Christopher Nolan fans will find it incredibly difficult not to draw comparisons between 2010’s Inception and Reverie, a new high-concept show that posits a future where technology allows users to recreate the happiest moments in their life and relive it in their own virtual reality. Watch Now >>
In fact, you can think of it as “Alice In Wonderland meets Inception” argues the show’s lead star, Sarah Shahi, who plays a former hostage negotiator and human behaviour expert called in to rescue users who have grown addicted to living in their dreamland. But more than that, beyond its intriguing premise, the former Person of Interest star believes Reverie has an important message about the dangers of becoming a slave to technology and “losing some of the most important human characteristics”.
And that’s what separates it from Nolan’s sci-fi heist film. Besides the fact that there are no guns or loud action sequences, Reverie actually has something important to say – and it does so by showing us the beauty and the dark side of dreaming and the subconscious mind. It’s not cold, mindless or soulless like many of the current sci-fi series on air.
What’s more, if you’re looking for more reasons to watch it:
1. Consider the cast
Reverie is mostly made up of a diverse group of actors we’ve enjoyed onscreen before, including Sendhil Ramamurthy (from Heroes), Dennis Haysbert (from 24), and Jessica Lu (from Awkward).
2. Jaume Collet-Serra directs the pilot
The director responsible for films like The Shallows, Non-Stop, Orphan and Run All Night steers the series in the right direction by delivering a brisk and arresting pilot that delivers on pathos as well as intrigue and fun.
3. The CGI is decent
Usually shows like this suffer from looking low budget. Thankfully, that’s not the case here. Reverie has some mind-bending scenarios that require some convincing VFX. And it delivers.
4. The science isn’t hard to understand
Unlike many of the other sci-fi shows currently available, Reverie doesn’t get lost in translation.

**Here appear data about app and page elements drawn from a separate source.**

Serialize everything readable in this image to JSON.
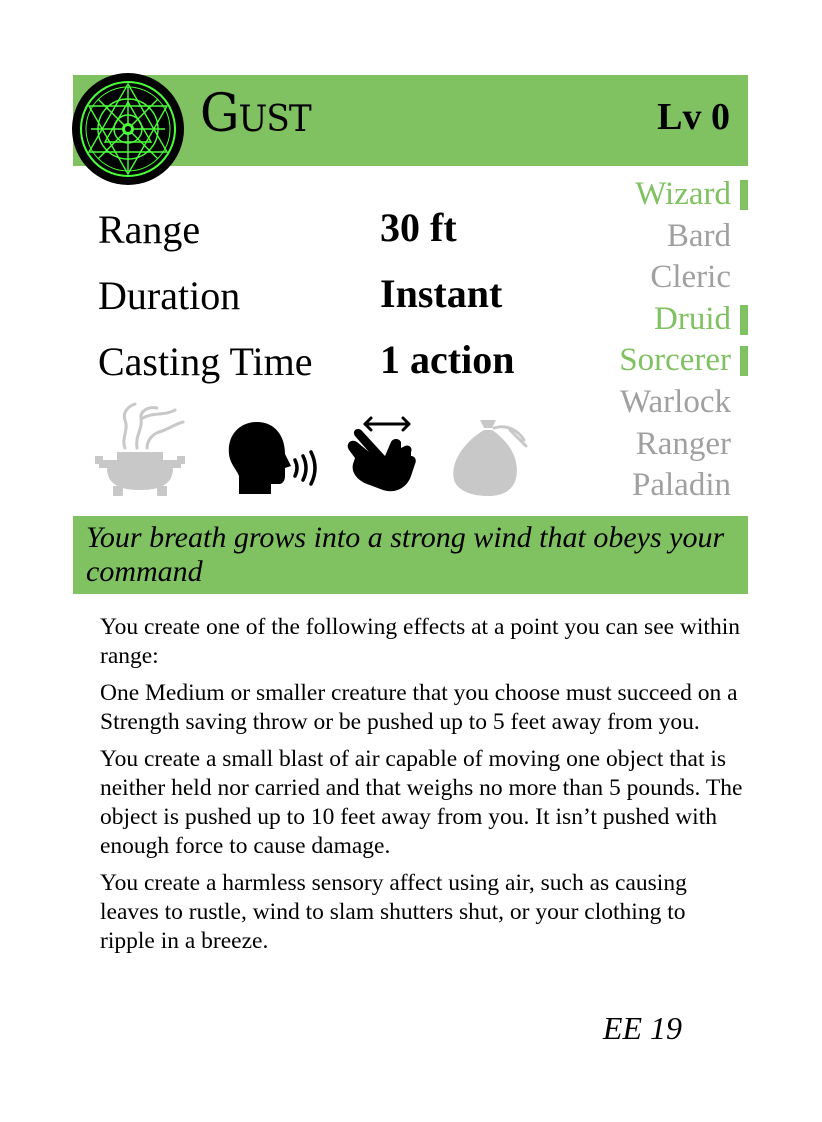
{
  "spell": {
    "name": "Gust",
    "level": "Lv 0"
  },
  "stats": [
    {
      "label": "Range",
      "value": "30 ft"
    },
    {
      "label": "Duration",
      "value": "Instant"
    },
    {
      "label": "Casting Time",
      "value": "1 action"
    }
  ],
  "classes": [
    {
      "name": "Wizard",
      "active": true
    },
    {
      "name": "Bard",
      "active": false
    },
    {
      "name": "Cleric",
      "active": false
    },
    {
      "name": "Druid",
      "active": true
    },
    {
      "name": "Sorcerer",
      "active": true
    },
    {
      "name": "Warlock",
      "active": false
    },
    {
      "name": "Ranger",
      "active": false
    },
    {
      "name": "Paladin",
      "active": false
    }
  ],
  "components": {
    "ritual": {
      "icon": "incense-burner-icon",
      "active": false
    },
    "verbal": {
      "icon": "speaking-head-icon",
      "active": true
    },
    "somatic": {
      "icon": "hand-gesture-icon",
      "active": true
    },
    "material": {
      "icon": "pouch-icon",
      "active": false
    }
  },
  "colors": {
    "accent": "#80c262",
    "inactive": "#a0a0a0"
  },
  "flavor": "Your breath grows into a strong wind that obeys your command",
  "description": [
    "You create one of the following effects at a point you can see within range:",
    "One Medium or smaller creature that you choose must succeed on a Strength saving throw or be pushed up to 5 feet away from you.",
    "You create a small blast of air capable of moving one object that is neither held nor carried and that weighs no more than 5 pounds. The object is pushed up to 10 feet away from you. It isn’t pushed with enough force to cause damage.",
    "You create a harmless sensory affect using air, such as causing leaves to rustle, wind to slam shutters shut, or your clothing to ripple in a breeze."
  ],
  "source": "EE 19"
}
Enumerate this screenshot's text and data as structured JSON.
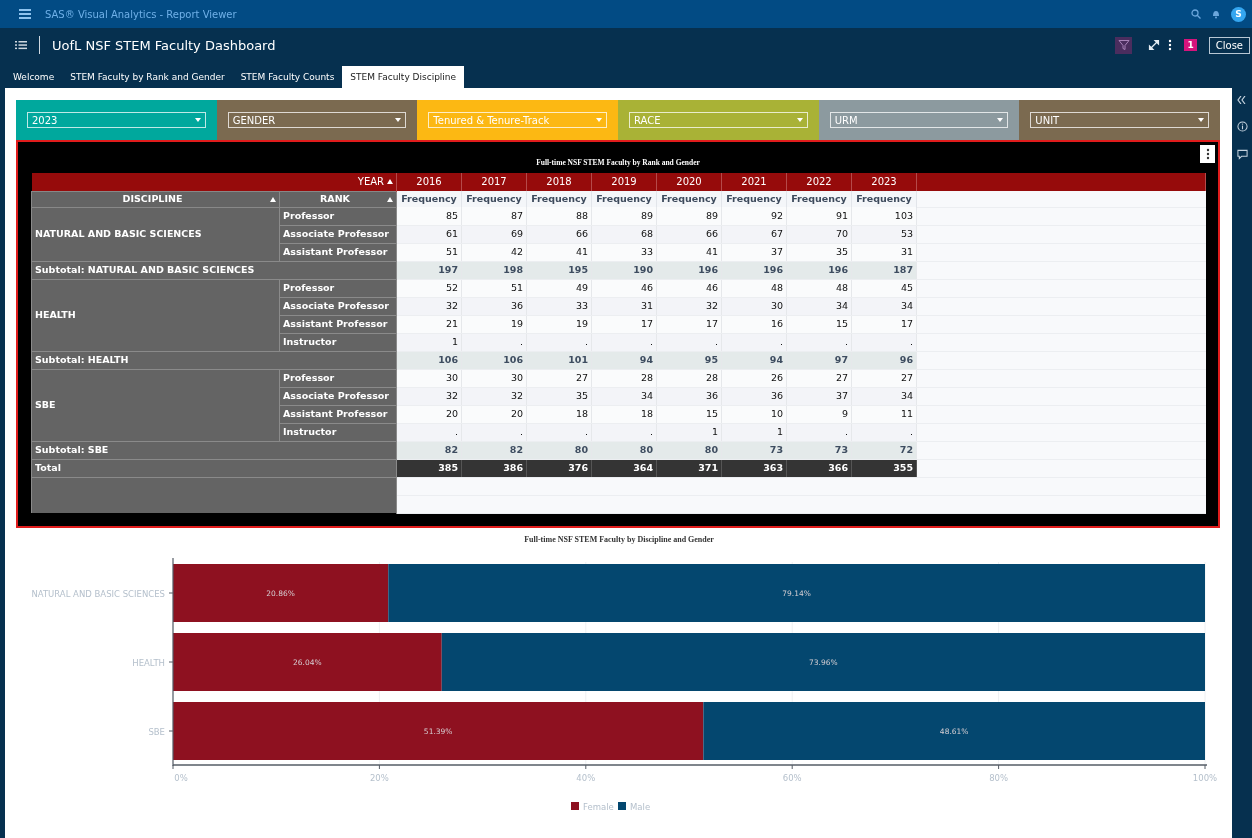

We’re never exposed to deep scientific conversations only the show’s scientists understand. Everything is kept simple.